      Sorry, but Dick and Jane was taught with phonics and public schools taught phonics up until whole language in the 1980s. The problem is that public school teachers have been told how to teach and what methods can be used. The textbook companies sell the states "programs" that are scripted teaching. Students do very little on their own when instructed with these programs. English Language programs, designed to teach language acquisition , are used in place of reading programs. And these language acquisition programs do not do a very good job, but politics are involved. Bilingual educator groups who lost their programs have been able to still influence how English language learners are educated. Any student whose parents indicated that there was any other language spoken in their home, had their child labeled English Language Learner, even if the child only spoke English. These children are saddled with substandard ELL (scripted) programs. The states govern the number of minutes they are required to be taught these programs. Most of the programs require 180 minutes a day, which leaves no other time to teach real reading. And if you have ELL students in class, the program must be taught. Since there is no extra money, all students wind up being taught to read using ELL programs.
      Dick and Jane would be an improvement!

      December 18, 2011 at 1:43 pm |
      • gotacomment

        Some phonics was taught when I was in grade school (1953-60), but not enough. In "reading circles", as I said, I always heard other children read in flat monotones, with no expression and no indication that they had any idea of the meaning of the words they were reading. The situation seemed to grow worse with every grade level. Rudolf Flesch's "Why Johnny Can't Read" and "Why Johnny Still Can't Read" underscored my experience. In the early years of the last century, reading was taught in schools and children learned and children of immigrant parents went to school and were taught entirely in English. They went home and taught their parents. The parents didn't speak English perfectly, but they spoke it, wrote it and understood it. I agree that the ELL nonsense has done more to create a functionally illiterate population subgroup than anything else.

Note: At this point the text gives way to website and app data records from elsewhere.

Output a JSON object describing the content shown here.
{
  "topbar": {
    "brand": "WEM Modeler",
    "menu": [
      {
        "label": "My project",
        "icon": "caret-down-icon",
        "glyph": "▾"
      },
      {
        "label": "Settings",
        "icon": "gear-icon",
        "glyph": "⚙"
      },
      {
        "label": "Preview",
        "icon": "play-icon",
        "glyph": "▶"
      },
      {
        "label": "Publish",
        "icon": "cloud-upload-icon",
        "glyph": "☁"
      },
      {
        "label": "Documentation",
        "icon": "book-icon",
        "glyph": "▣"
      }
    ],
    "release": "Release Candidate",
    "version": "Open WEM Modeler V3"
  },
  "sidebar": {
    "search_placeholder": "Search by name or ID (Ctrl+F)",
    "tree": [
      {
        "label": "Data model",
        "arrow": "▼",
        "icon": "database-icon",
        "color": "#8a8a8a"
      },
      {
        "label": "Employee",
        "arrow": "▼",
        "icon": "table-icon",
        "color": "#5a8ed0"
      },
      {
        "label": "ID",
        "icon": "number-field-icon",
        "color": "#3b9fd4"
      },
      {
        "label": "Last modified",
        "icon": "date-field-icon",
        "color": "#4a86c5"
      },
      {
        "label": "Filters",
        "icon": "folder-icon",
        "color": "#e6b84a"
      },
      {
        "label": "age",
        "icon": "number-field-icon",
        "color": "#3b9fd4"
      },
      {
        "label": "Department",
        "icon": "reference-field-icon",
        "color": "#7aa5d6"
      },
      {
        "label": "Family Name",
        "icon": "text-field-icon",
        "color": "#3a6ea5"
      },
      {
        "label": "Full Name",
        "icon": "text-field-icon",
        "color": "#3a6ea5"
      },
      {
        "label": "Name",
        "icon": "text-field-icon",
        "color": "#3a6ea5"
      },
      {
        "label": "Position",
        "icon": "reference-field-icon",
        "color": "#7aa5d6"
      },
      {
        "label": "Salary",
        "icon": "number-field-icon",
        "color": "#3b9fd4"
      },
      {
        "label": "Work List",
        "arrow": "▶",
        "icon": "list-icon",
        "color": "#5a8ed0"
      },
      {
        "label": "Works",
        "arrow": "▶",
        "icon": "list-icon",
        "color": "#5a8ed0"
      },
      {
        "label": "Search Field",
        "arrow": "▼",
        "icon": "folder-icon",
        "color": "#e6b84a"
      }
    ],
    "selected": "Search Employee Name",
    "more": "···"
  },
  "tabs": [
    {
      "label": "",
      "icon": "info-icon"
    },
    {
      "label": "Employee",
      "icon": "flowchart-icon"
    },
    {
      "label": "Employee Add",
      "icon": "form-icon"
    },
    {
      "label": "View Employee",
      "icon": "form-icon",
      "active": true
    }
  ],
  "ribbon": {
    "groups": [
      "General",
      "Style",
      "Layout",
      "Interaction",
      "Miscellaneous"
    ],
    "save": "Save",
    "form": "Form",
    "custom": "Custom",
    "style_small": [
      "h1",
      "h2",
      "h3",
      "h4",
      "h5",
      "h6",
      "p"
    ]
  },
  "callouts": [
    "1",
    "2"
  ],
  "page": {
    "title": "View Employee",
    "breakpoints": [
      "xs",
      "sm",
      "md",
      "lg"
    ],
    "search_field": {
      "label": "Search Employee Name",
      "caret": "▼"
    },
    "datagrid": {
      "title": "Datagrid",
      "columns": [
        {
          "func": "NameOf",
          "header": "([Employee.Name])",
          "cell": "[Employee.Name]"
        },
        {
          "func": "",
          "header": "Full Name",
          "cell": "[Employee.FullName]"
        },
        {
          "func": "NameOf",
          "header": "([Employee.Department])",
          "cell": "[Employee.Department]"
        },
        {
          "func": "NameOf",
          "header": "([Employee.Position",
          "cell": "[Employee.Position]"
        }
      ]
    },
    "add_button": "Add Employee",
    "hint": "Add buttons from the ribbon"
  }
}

Just shows whenever politicians get their hands in anything the result is worse, not better.

        December 20, 2011 at 8:19 pm |
  7. ItDoesNotFollow

    I don't believe that the lack of any books on a list of 2011's hottest toys is a necessarily a sign of "a sad commentary on holiday gifting." It's more a sign that you're reading the wrong list. I mean, I don't look at, say, Amazon's list of top children's books of 2011 and think to myself, "Man, its pretty sad that there's not a single cookbook on this list," or "I can't believe that not a single video game made the list of top books!!!"

    As valid as the rest of the arguments in this piece are, that opening just doesn't seem to jibe with or support or enhance the thesis.

    December 16, 2011 at 11:27 am |